As the Sustainability Coordinator, Cain is responsible for helping Luther meet its various climate goals, including the goal to reach carbon neutrality by 2030. She says, “My goal is to help the Luther community and our larger community of Northeast Iowa develop the skills, knowledge, values, and habits of mind necessary to be responsible citizens of communities that are striving for a more equitable, prosperous, and environmentally responsible world.”
When asked about the purpose of a sustainability coordinator within an institution, Cain answered: “Institutions that employ a sustainability coordinator are setting an example for other schools, colleges, businesses, and governments. When a college has a sustainability coordinator, they are proclaiming that sustainability is a priority and it is something that is worth dedicated resources. The role of a sustainability coordinator will help students, faculty, and staff coalesce together and work collaboratively to solve some of the biggest problems facing our communities and all species on Earth.”
Learn more about Luther’s Center for Sustainable Communities.
Christina L. Erickson, PhD, is Professor of Social Work and Environmental Studies at Augsburg University. Her work explores the intersections of social work as an applied profession and the experience of humans in their natural, social and economic environment. Dr. Erickson views social work knowledge, skills and values as essential to responding to and ameliorating environmental degradation.
Dr. Erickson published her new book, Environmental Justice as Social Work Practice, with Oxford University Press this past summer.
Environmental Justice as Social Work Practice places the natural environment as central to practice.
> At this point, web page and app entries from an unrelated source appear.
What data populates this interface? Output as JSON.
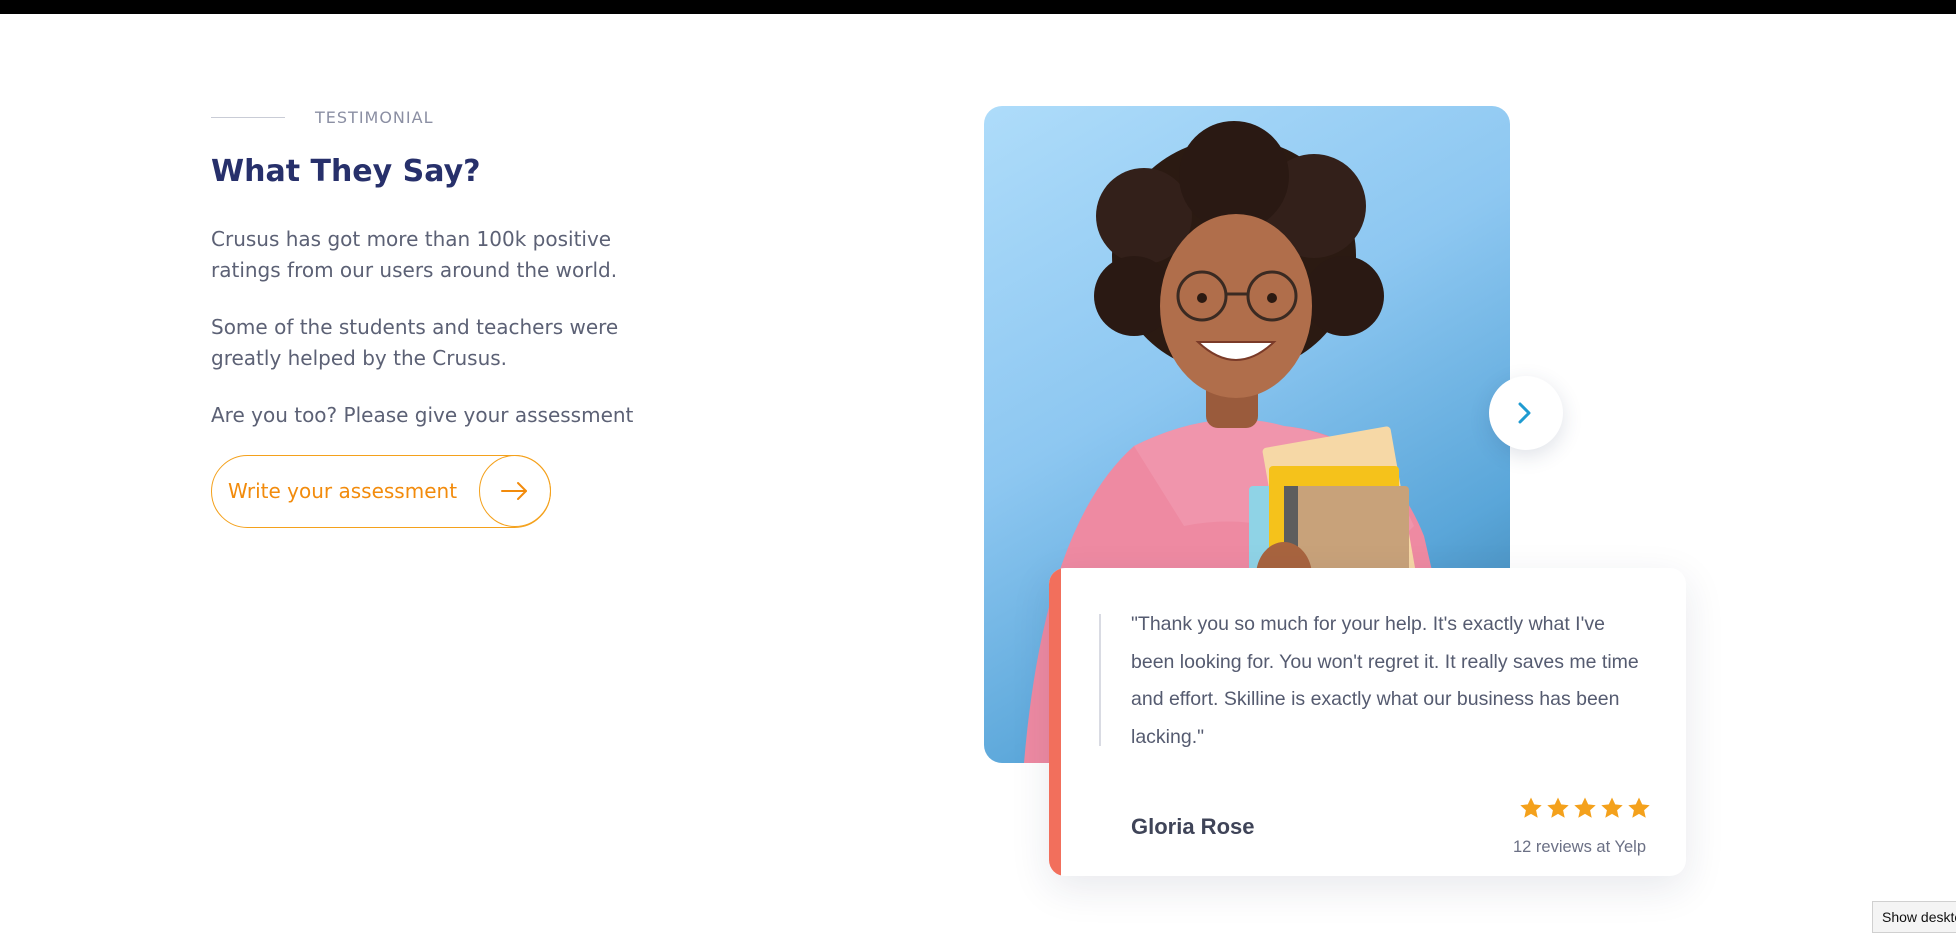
{
  "testimonial": {
    "eyebrow": "TESTIMONIAL",
    "heading": "What They Say?",
    "paragraphs": [
      "Crusus has got more than 100k positive ratings from our users around the world.",
      "Some of the students and teachers were greatly helped by the Crusus.",
      "Are you too? Please give your assessment"
    ],
    "cta_label": "Write your assessment"
  },
  "review": {
    "quote": "\"Thank you so much for your help. It's exactly what I've been looking for. You won't regret it. It really saves me time and effort. Skilline is exactly what our business has been lacking.\"",
    "author": "Gloria Rose",
    "rating": 5,
    "review_count_text": "12 reviews at Yelp"
  },
  "taskbar": {
    "tooltip": "Show desktop"
  },
  "colors": {
    "heading": "#27306b",
    "accent_orange": "#f28b0c",
    "card_accent": "#f26f5c",
    "star": "#f4a11c",
    "next_chevron": "#1f9bd1"
  },
  "icons": {
    "cta": "arrow-right-icon",
    "next": "chevron-right-icon",
    "rating": "star-icon"
  }
}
Utilizing the Phases of Practice and micro to macro levels of practice, the book integrates neatly into a college semester course. Chapters cover important components of social work such as theory, ethics, conceptual foundations as well as distinct chapters on micro, mezzo, and macro practice. Each chapter expands the discipline’s commitment to and applied efforts in the environmental movement while recognizing the unique contributions social work has to offer to ameliorate environmental inequities. Chapters include real-world stories from environmental social work practitioners, case studies, and boxed sections highlighting organizations and people who bridge the human and natural justice divide. The textbook provides a framework for social work educators to bravely and competently teach environmental social work as a stand-alone college course or to incorporate into a traditional practice course.
View the book here, from Oxford University Press.
Gettysburg College has been pursuing sustainable decision making for over three decades. As the world’s environmental issues grow more and more severe, the college has increased its commitment to sustainability. In practice, this commitment entails working to enhance and protect the environment through teaching, research, service, operations, decision-making, and other aspects of life on campus. Gettysburg College, as a sustainable campus, is addressing all three pillars of sustainability. Environmentally, the College works to reduce and eliminate its ecological footprint; economically, it makes purchases and investments within budgetary constraints; and socially, the college is increasing awareness about educational, emotional, and physical needs. To learn more about Gettysburg’s sustainability program and efforts click here.